asked the Minister of Health how many insurance companies are in existence in Britain catering for workmen's compensation; and what were the premiums paid for the years 1922, 1923, 1924 and 1925, and the amount returned in benefits during the same periods?


I have been asked to reply to this question. Seeing that there are a fair number of figures, I shall, with the hon. Member's permission, circulate the answer in the OFFICIAL REPORT.


Is the right hon. Gentleman aware that in 1924 there were 10,000 more accidents than in 1923, and that the amount paid for compensation for those injuries was actually less in 1924 than in 1923? Does he not think that this matter ought to be looked into?


My hon. Friend asks me a question, and he is asking for figures which I have prepared, and which I give in the answer. I think he will find what he asks in the answer. As to considering the question of reorganisation—for that is what it comes to—I must ask him to put down a question.

Following is the answer:

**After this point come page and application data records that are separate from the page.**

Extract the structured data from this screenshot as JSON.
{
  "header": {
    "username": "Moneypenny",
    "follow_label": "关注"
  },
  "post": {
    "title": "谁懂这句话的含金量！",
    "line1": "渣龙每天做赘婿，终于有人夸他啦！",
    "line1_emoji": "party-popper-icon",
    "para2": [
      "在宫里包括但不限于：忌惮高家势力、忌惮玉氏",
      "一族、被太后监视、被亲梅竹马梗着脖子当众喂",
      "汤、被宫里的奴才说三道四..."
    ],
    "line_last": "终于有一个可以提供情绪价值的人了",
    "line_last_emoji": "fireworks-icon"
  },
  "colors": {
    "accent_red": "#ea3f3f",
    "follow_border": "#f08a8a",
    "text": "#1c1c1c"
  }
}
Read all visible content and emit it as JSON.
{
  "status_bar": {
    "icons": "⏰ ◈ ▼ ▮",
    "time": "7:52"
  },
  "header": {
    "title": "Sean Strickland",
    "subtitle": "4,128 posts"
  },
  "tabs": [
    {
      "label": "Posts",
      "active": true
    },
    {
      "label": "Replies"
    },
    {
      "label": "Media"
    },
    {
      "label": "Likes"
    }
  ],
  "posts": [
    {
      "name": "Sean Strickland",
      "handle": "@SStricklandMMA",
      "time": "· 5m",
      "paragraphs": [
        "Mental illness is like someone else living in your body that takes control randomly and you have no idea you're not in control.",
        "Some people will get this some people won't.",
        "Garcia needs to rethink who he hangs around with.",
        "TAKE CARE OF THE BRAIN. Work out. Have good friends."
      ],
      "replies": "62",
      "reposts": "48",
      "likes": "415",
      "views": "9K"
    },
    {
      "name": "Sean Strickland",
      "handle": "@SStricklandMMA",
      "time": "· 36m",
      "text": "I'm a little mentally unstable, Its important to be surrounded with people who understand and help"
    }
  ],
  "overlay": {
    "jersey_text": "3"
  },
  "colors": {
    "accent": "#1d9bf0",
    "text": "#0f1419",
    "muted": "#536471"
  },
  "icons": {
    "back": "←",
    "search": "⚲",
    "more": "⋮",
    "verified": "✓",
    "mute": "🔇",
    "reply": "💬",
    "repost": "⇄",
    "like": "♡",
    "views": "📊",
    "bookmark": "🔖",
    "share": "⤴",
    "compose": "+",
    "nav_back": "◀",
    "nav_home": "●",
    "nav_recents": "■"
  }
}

According to the latest information in my possession, the insurance companies doing workmen's compensation business in Great Britain, excluding mutual employers' associations, number 100. The returns made by the companies to the Board of Trade' show that in 1922 the total amount of the premiums was £5,688,895, and the total amount paid under policies £2,873,145: in 1923, £5,181,422 and £2,872,984, respectively, and in 1924, £5,532,459 and £2,903,153, respectively. The payments under policies include legal and medical expenses incurred in connection with claims, so that the total amounts actually paid as compensation were somewhat less. The figures for 1925 are not yet available.